### AVAILABLE DATA
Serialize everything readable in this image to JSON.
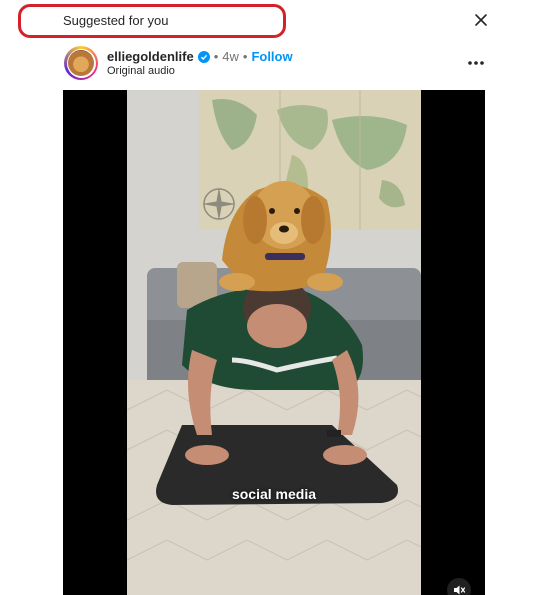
{
  "banner": {
    "label": "Suggested for you"
  },
  "post": {
    "username": "elliegoldenlife",
    "separator": "•",
    "time": "4w",
    "follow_label": "Follow",
    "audio": "Original audio"
  },
  "video": {
    "caption": "social media"
  },
  "icons": {
    "close": "close-icon",
    "verified": "verified-badge-icon",
    "more": "more-options-icon",
    "mute": "speaker-muted-icon"
  },
  "colors": {
    "highlight": "#d3222a",
    "follow": "#0095f6",
    "verified": "#0095f6"
  }
}
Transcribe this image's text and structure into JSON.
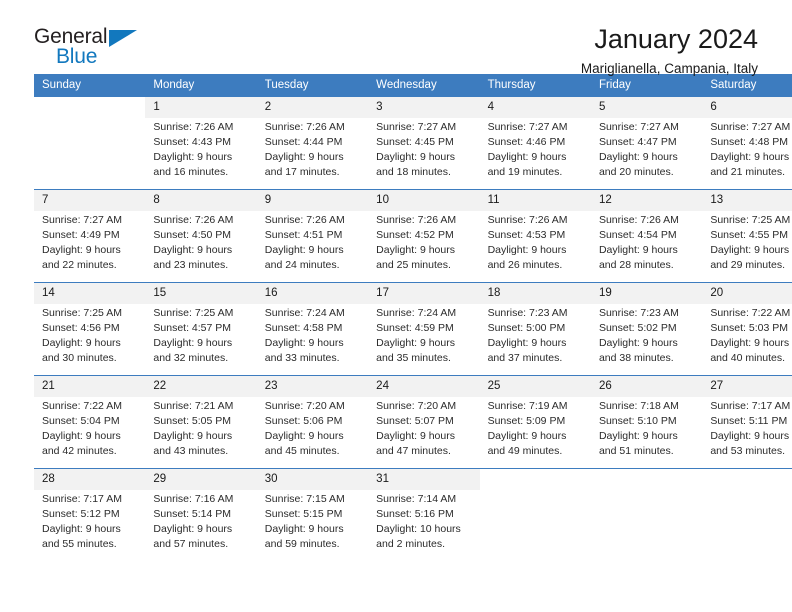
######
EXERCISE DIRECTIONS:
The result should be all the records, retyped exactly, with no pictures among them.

ANSWER SECTION:
Serialize everything readable in this image to JSON.
{
  "banner": {
    "label": "Suggested for you"
  },
  "post": {
    "username": "elliegoldenlife",
    "separator": "•",
    "time": "4w",
    "follow_label": "Follow",
    "audio": "Original audio"
  },
  "video": {
    "caption": "social media"
  },
  "icons": {
    "close": "close-icon",
    "verified": "verified-badge-icon",
    "more": "more-options-icon",
    "mute": "speaker-muted-icon"
  },
  "colors": {
    "highlight": "#d3222a",
    "follow": "#0095f6",
    "verified": "#0095f6"
  }
}
Transcribe this image's text and structure into JSON.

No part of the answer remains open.